# Activity
Repeat each entry exactly, but do not carry over the pictures.

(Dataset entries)

● ● ●

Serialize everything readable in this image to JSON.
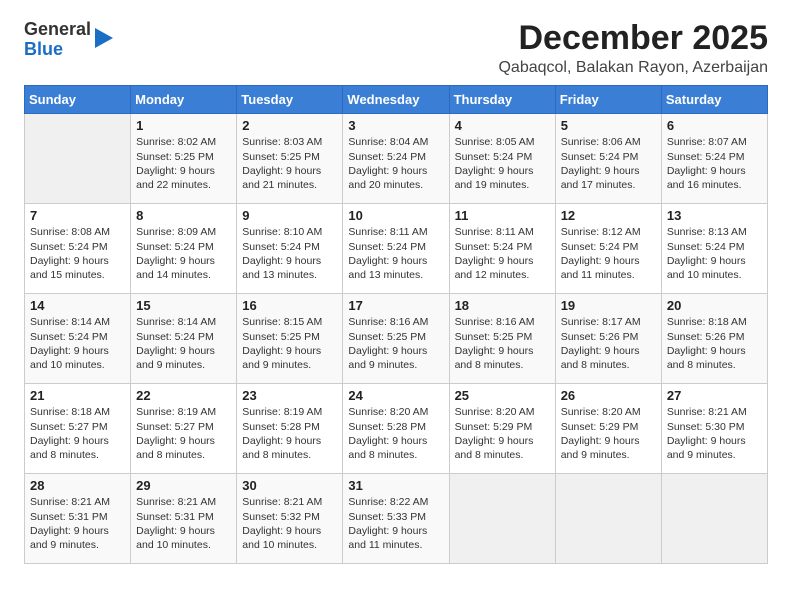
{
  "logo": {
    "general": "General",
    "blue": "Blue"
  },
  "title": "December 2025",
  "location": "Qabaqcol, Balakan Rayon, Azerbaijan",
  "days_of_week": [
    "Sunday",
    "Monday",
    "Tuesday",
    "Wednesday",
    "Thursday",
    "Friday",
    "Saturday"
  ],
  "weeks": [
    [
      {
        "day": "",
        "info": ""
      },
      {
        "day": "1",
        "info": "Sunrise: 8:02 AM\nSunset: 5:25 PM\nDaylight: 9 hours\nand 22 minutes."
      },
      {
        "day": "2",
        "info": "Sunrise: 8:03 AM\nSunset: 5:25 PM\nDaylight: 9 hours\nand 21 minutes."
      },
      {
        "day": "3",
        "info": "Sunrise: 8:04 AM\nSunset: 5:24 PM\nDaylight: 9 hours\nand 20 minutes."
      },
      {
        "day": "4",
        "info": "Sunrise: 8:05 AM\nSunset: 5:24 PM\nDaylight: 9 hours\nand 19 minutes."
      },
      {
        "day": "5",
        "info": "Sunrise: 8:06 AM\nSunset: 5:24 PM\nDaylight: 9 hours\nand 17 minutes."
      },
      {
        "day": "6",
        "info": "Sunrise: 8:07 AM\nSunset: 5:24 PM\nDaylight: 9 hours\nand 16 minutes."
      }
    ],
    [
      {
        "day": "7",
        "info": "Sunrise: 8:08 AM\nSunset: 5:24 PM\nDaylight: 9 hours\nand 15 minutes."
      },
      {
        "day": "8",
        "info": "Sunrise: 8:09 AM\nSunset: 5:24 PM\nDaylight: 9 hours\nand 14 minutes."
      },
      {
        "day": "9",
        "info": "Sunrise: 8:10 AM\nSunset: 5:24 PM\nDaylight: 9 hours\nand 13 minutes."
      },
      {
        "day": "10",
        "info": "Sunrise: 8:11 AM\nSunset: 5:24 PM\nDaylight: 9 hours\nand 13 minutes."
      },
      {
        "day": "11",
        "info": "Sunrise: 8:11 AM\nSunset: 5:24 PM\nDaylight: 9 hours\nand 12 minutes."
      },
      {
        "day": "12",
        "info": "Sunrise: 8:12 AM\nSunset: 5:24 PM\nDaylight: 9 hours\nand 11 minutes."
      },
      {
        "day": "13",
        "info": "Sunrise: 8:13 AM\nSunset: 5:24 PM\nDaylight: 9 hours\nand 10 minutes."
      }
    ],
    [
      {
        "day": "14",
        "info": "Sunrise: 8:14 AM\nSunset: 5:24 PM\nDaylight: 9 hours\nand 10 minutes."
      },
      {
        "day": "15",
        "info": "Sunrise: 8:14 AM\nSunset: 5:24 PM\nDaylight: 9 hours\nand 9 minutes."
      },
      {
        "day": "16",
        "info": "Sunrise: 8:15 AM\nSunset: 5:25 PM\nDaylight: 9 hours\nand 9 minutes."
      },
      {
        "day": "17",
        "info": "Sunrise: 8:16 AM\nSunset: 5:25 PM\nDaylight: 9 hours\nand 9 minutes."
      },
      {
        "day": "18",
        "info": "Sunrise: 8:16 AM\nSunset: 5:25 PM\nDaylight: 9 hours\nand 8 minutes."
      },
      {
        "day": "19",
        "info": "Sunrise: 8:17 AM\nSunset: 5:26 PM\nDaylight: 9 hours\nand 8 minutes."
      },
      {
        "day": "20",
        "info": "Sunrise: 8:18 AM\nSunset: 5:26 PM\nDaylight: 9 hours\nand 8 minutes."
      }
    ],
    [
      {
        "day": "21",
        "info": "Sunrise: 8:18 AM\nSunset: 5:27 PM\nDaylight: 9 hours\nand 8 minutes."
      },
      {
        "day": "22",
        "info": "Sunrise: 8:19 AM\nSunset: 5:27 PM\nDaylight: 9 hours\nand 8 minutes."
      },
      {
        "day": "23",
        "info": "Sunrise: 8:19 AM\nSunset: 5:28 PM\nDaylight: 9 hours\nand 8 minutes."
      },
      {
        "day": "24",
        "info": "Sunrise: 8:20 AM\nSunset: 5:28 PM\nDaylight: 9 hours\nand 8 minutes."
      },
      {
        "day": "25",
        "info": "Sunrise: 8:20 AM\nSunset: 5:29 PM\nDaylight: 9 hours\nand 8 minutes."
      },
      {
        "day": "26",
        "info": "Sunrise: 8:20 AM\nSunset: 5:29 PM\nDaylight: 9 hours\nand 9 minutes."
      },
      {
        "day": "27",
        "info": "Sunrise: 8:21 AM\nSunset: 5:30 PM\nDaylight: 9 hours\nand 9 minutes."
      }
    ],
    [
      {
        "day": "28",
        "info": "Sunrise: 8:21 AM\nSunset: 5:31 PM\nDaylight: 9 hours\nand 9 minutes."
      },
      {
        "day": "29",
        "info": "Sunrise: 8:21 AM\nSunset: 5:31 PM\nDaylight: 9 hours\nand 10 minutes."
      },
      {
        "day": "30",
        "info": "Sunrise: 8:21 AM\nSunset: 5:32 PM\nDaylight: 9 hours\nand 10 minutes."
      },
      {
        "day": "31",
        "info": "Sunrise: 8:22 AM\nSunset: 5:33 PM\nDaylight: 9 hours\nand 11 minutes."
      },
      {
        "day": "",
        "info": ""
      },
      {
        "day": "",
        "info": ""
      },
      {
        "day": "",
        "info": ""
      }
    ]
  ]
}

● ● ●

# Response for this exercise
Serialize everything readable in this image to JSON.
{
  "logo": {
    "general": "General",
    "blue": "Blue"
  },
  "title": "December 2025",
  "location": "Qabaqcol, Balakan Rayon, Azerbaijan",
  "days_of_week": [
    "Sunday",
    "Monday",
    "Tuesday",
    "Wednesday",
    "Thursday",
    "Friday",
    "Saturday"
  ],
  "weeks": [
    [
      {
        "day": "",
        "info": ""
      },
      {
        "day": "1",
        "info": "Sunrise: 8:02 AM\nSunset: 5:25 PM\nDaylight: 9 hours\nand 22 minutes."
      },
      {
        "day": "2",
        "info": "Sunrise: 8:03 AM\nSunset: 5:25 PM\nDaylight: 9 hours\nand 21 minutes."
      },
      {
        "day": "3",
        "info": "Sunrise: 8:04 AM\nSunset: 5:24 PM\nDaylight: 9 hours\nand 20 minutes."
      },
      {
        "day": "4",
        "info": "Sunrise: 8:05 AM\nSunset: 5:24 PM\nDaylight: 9 hours\nand 19 minutes."
      },
      {
        "day": "5",
        "info": "Sunrise: 8:06 AM\nSunset: 5:24 PM\nDaylight: 9 hours\nand 17 minutes."
      },
      {
        "day": "6",
        "info": "Sunrise: 8:07 AM\nSunset: 5:24 PM\nDaylight: 9 hours\nand 16 minutes."
      }
    ],
    [
      {
        "day": "7",
        "info": "Sunrise: 8:08 AM\nSunset: 5:24 PM\nDaylight: 9 hours\nand 15 minutes."
      },
      {
        "day": "8",
        "info": "Sunrise: 8:09 AM\nSunset: 5:24 PM\nDaylight: 9 hours\nand 14 minutes."
      },
      {
        "day": "9",
        "info": "Sunrise: 8:10 AM\nSunset: 5:24 PM\nDaylight: 9 hours\nand 13 minutes."
      },
      {
        "day": "10",
        "info": "Sunrise: 8:11 AM\nSunset: 5:24 PM\nDaylight: 9 hours\nand 13 minutes."
      },
      {
        "day": "11",
        "info": "Sunrise: 8:11 AM\nSunset: 5:24 PM\nDaylight: 9 hours\nand 12 minutes."
      },
      {
        "day": "12",
        "info": "Sunrise: 8:12 AM\nSunset: 5:24 PM\nDaylight: 9 hours\nand 11 minutes."
      },
      {
        "day": "13",
        "info": "Sunrise: 8:13 AM\nSunset: 5:24 PM\nDaylight: 9 hours\nand 10 minutes."
      }
    ],
    [
      {
        "day": "14",
        "info": "Sunrise: 8:14 AM\nSunset: 5:24 PM\nDaylight: 9 hours\nand 10 minutes."
      },
      {
        "day": "15",
        "info": "Sunrise: 8:14 AM\nSunset: 5:24 PM\nDaylight: 9 hours\nand 9 minutes."
      },
      {
        "day": "16",
        "info": "Sunrise: 8:15 AM\nSunset: 5:25 PM\nDaylight: 9 hours\nand 9 minutes."
      },
      {
        "day": "17",
        "info": "Sunrise: 8:16 AM\nSunset: 5:25 PM\nDaylight: 9 hours\nand 9 minutes."
      },
      {
        "day": "18",
        "info": "Sunrise: 8:16 AM\nSunset: 5:25 PM\nDaylight: 9 hours\nand 8 minutes."
      },
      {
        "day": "19",
        "info": "Sunrise: 8:17 AM\nSunset: 5:26 PM\nDaylight: 9 hours\nand 8 minutes."
      },
      {
        "day": "20",
        "info": "Sunrise: 8:18 AM\nSunset: 5:26 PM\nDaylight: 9 hours\nand 8 minutes."
      }
    ],
    [
      {
        "day": "21",
        "info": "Sunrise: 8:18 AM\nSunset: 5:27 PM\nDaylight: 9 hours\nand 8 minutes."
      },
      {
        "day": "22",
        "info": "Sunrise: 8:19 AM\nSunset: 5:27 PM\nDaylight: 9 hours\nand 8 minutes."
      },
      {
        "day": "23",
        "info": "Sunrise: 8:19 AM\nSunset: 5:28 PM\nDaylight: 9 hours\nand 8 minutes."
      },
      {
        "day": "24",
        "info": "Sunrise: 8:20 AM\nSunset: 5:28 PM\nDaylight: 9 hours\nand 8 minutes."
      },
      {
        "day": "25",
        "info": "Sunrise: 8:20 AM\nSunset: 5:29 PM\nDaylight: 9 hours\nand 8 minutes."
      },
      {
        "day": "26",
        "info": "Sunrise: 8:20 AM\nSunset: 5:29 PM\nDaylight: 9 hours\nand 9 minutes."
      },
      {
        "day": "27",
        "info": "Sunrise: 8:21 AM\nSunset: 5:30 PM\nDaylight: 9 hours\nand 9 minutes."
      }
    ],
    [
      {
        "day": "28",
        "info": "Sunrise: 8:21 AM\nSunset: 5:31 PM\nDaylight: 9 hours\nand 9 minutes."
      },
      {
        "day": "29",
        "info": "Sunrise: 8:21 AM\nSunset: 5:31 PM\nDaylight: 9 hours\nand 10 minutes."
      },
      {
        "day": "30",
        "info": "Sunrise: 8:21 AM\nSunset: 5:32 PM\nDaylight: 9 hours\nand 10 minutes."
      },
      {
        "day": "31",
        "info": "Sunrise: 8:22 AM\nSunset: 5:33 PM\nDaylight: 9 hours\nand 11 minutes."
      },
      {
        "day": "",
        "info": ""
      },
      {
        "day": "",
        "info": ""
      },
      {
        "day": "",
        "info": ""
      }
    ]
  ]
}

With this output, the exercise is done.